### Task to carry out
All of the data below is to be output exactly as written.

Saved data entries
= Beginning of Section =

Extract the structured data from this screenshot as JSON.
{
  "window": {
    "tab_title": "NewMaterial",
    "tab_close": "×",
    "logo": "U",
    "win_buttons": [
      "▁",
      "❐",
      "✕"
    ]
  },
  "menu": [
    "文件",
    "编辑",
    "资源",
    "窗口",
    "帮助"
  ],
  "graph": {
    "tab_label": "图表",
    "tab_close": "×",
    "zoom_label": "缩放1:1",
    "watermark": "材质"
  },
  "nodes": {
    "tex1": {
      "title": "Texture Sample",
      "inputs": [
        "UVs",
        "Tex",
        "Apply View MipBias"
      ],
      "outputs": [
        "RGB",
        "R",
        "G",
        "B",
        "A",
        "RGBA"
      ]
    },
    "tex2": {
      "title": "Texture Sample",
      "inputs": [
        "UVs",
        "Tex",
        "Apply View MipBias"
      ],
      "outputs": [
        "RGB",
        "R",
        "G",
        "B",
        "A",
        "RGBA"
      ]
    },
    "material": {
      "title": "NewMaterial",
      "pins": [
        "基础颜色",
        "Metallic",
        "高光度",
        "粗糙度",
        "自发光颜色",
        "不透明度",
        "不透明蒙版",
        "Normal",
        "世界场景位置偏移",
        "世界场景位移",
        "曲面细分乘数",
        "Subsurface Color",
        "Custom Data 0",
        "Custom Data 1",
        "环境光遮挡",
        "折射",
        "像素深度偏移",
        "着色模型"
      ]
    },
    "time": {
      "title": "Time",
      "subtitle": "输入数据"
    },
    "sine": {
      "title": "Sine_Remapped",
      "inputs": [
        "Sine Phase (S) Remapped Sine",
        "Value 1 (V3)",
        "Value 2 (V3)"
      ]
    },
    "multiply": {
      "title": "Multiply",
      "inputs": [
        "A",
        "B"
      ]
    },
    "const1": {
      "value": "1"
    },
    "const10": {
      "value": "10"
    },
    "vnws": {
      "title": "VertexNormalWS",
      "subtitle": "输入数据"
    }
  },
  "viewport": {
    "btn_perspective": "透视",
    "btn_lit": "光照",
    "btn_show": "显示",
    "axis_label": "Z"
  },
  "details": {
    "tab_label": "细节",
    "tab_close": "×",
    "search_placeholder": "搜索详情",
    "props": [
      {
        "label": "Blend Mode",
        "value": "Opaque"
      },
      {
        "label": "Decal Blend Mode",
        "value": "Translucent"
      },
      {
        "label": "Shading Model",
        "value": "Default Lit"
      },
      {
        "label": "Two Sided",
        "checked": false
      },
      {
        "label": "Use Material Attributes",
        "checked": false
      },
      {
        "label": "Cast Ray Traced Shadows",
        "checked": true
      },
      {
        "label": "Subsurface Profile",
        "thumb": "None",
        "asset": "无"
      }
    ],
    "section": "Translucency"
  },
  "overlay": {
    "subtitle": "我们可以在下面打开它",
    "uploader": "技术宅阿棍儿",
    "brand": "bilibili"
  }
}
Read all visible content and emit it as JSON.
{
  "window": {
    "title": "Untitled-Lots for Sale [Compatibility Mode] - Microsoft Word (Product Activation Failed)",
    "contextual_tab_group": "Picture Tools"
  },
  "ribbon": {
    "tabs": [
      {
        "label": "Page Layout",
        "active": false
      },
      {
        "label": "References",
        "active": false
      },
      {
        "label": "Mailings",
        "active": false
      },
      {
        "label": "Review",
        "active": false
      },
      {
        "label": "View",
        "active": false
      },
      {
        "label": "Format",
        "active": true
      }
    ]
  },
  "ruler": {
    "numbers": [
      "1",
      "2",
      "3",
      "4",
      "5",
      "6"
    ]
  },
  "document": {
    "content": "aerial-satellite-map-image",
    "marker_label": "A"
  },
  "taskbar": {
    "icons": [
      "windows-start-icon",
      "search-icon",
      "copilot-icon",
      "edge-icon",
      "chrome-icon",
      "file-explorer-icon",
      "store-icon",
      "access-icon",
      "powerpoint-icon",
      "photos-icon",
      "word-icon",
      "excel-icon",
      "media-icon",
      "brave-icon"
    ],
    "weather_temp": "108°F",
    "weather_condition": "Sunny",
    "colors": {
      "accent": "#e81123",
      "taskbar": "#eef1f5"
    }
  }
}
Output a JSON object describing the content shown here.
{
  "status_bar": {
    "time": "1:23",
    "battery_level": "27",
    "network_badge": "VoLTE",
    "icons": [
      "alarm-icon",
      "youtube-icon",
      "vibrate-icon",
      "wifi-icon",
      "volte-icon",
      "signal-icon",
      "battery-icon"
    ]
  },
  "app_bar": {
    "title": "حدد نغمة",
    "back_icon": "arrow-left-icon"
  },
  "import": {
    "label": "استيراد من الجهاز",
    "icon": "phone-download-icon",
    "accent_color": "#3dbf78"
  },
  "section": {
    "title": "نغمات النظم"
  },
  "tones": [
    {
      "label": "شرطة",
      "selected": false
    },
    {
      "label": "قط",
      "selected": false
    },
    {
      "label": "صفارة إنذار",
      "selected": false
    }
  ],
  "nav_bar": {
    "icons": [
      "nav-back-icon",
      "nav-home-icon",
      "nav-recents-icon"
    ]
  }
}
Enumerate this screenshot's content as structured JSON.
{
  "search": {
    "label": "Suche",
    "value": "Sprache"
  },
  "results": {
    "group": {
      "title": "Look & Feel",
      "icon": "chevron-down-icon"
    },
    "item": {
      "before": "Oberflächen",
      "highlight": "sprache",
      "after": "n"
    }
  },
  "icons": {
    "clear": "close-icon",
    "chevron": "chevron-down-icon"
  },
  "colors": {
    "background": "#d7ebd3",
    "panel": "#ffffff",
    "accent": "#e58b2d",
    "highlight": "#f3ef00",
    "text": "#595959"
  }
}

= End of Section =

### Expected output
Extract the structured data from this screenshot as JSON.
{
  "window": {
    "tab_title": "NewMaterial",
    "tab_close": "×",
    "logo": "U",
    "win_buttons": [
      "▁",
      "❐",
      "✕"
    ]
  },
  "menu": [
    "文件",
    "编辑",
    "资源",
    "窗口",
    "帮助"
  ],
  "graph": {
    "tab_label": "图表",
    "tab_close": "×",
    "zoom_label": "缩放1:1",
    "watermark": "材质"
  },
  "nodes": {
    "tex1": {
      "title": "Texture Sample",
      "inputs": [
        "UVs",
        "Tex",
        "Apply View MipBias"
      ],
      "outputs": [
        "RGB",
        "R",
        "G",
        "B",
        "A",
        "RGBA"
      ]
    },
    "tex2": {
      "title": "Texture Sample",
      "inputs": [
        "UVs",
        "Tex",
        "Apply View MipBias"
      ],
      "outputs": [
        "RGB",
        "R",
        "G",
        "B",
        "A",
        "RGBA"
      ]
    },
    "material": {
      "title": "NewMaterial",
      "pins": [
        "基础颜色",
        "Metallic",
        "高光度",
        "粗糙度",
        "自发光颜色",
        "不透明度",
        "不透明蒙版",
        "Normal",
        "世界场景位置偏移",
        "世界场景位移",
        "曲面细分乘数",
        "Subsurface Color",
        "Custom Data 0",
        "Custom Data 1",
        "环境光遮挡",
        "折射",
        "像素深度偏移",
        "着色模型"
      ]
    },
    "time": {
      "title": "Time",
      "subtitle": "输入数据"
    },
    "sine": {
      "title": "Sine_Remapped",
      "inputs": [
        "Sine Phase (S) Remapped Sine",
        "Value 1 (V3)",
        "Value 2 (V3)"
      ]
    },
    "multiply": {
      "title": "Multiply",
      "inputs": [
        "A",
        "B"
      ]
    },
    "const1": {
      "value": "1"
    },
    "const10": {
      "value": "10"
    },
    "vnws": {
      "title": "VertexNormalWS",
      "subtitle": "输入数据"
    }
  },
  "viewport": {
    "btn_perspective": "透视",
    "btn_lit": "光照",
    "btn_show": "显示",
    "axis_label": "Z"
  },
  "details": {
    "tab_label": "细节",
    "tab_close": "×",
    "search_placeholder": "搜索详情",
    "props": [
      {
        "label": "Blend Mode",
        "value": "Opaque"
      },
      {
        "label": "Decal Blend Mode",
        "value": "Translucent"
      },
      {
        "label": "Shading Model",
        "value": "Default Lit"
      },
      {
        "label": "Two Sided",
        "checked": false
      },
      {
        "label": "Use Material Attributes",
        "checked": false
      },
      {
        "label": "Cast Ray Traced Shadows",
        "checked": true
      },
      {
        "label": "Subsurface Profile",
        "thumb": "None",
        "asset": "无"
      }
    ],
    "section": "Translucency"
  },
  "overlay": {
    "subtitle": "我们可以在下面打开它",
    "uploader": "技术宅阿棍儿",
    "brand": "bilibili"
  }
}
Read all visible content and emit it as JSON.
{
  "window": {
    "title": "Untitled-Lots for Sale [Compatibility Mode] - Microsoft Word (Product Activation Failed)",
    "contextual_tab_group": "Picture Tools"
  },
  "ribbon": {
    "tabs": [
      {
        "label": "Page Layout",
        "active": false
      },
      {
        "label": "References",
        "active": false
      },
      {
        "label": "Mailings",
        "active": false
      },
      {
        "label": "Review",
        "active": false
      },
      {
        "label": "View",
        "active": false
      },
      {
        "label": "Format",
        "active": true
      }
    ]
  },
  "ruler": {
    "numbers": [
      "1",
      "2",
      "3",
      "4",
      "5",
      "6"
    ]
  },
  "document": {
    "content": "aerial-satellite-map-image",
    "marker_label": "A"
  },
  "taskbar": {
    "icons": [
      "windows-start-icon",
      "search-icon",
      "copilot-icon",
      "edge-icon",
      "chrome-icon",
      "file-explorer-icon",
      "store-icon",
      "access-icon",
      "powerpoint-icon",
      "photos-icon",
      "word-icon",
      "excel-icon",
      "media-icon",
      "brave-icon"
    ],
    "weather_temp": "108°F",
    "weather_condition": "Sunny",
    "colors": {
      "accent": "#e81123",
      "taskbar": "#eef1f5"
    }
  }
}
Output a JSON object describing the content shown here.
{
  "status_bar": {
    "time": "1:23",
    "battery_level": "27",
    "network_badge": "VoLTE",
    "icons": [
      "alarm-icon",
      "youtube-icon",
      "vibrate-icon",
      "wifi-icon",
      "volte-icon",
      "signal-icon",
      "battery-icon"
    ]
  },
  "app_bar": {
    "title": "حدد نغمة",
    "back_icon": "arrow-left-icon"
  },
  "import": {
    "label": "استيراد من الجهاز",
    "icon": "phone-download-icon",
    "accent_color": "#3dbf78"
  },
  "section": {
    "title": "نغمات النظم"
  },
  "tones": [
    {
      "label": "شرطة",
      "selected": false
    },
    {
      "label": "قط",
      "selected": false
    },
    {
      "label": "صفارة إنذار",
      "selected": false
    }
  ],
  "nav_bar": {
    "icons": [
      "nav-back-icon",
      "nav-home-icon",
      "nav-recents-icon"
    ]
  }
}
Enumerate this screenshot's content as structured JSON.
{
  "search": {
    "label": "Suche",
    "value": "Sprache"
  },
  "results": {
    "group": {
      "title": "Look & Feel",
      "icon": "chevron-down-icon"
    },
    "item": {
      "before": "Oberflächen",
      "highlight": "sprache",
      "after": "n"
    }
  },
  "icons": {
    "clear": "close-icon",
    "chevron": "chevron-down-icon"
  },
  "colors": {
    "background": "#d7ebd3",
    "panel": "#ffffff",
    "accent": "#e58b2d",
    "highlight": "#f3ef00",
    "text": "#595959"
  }
}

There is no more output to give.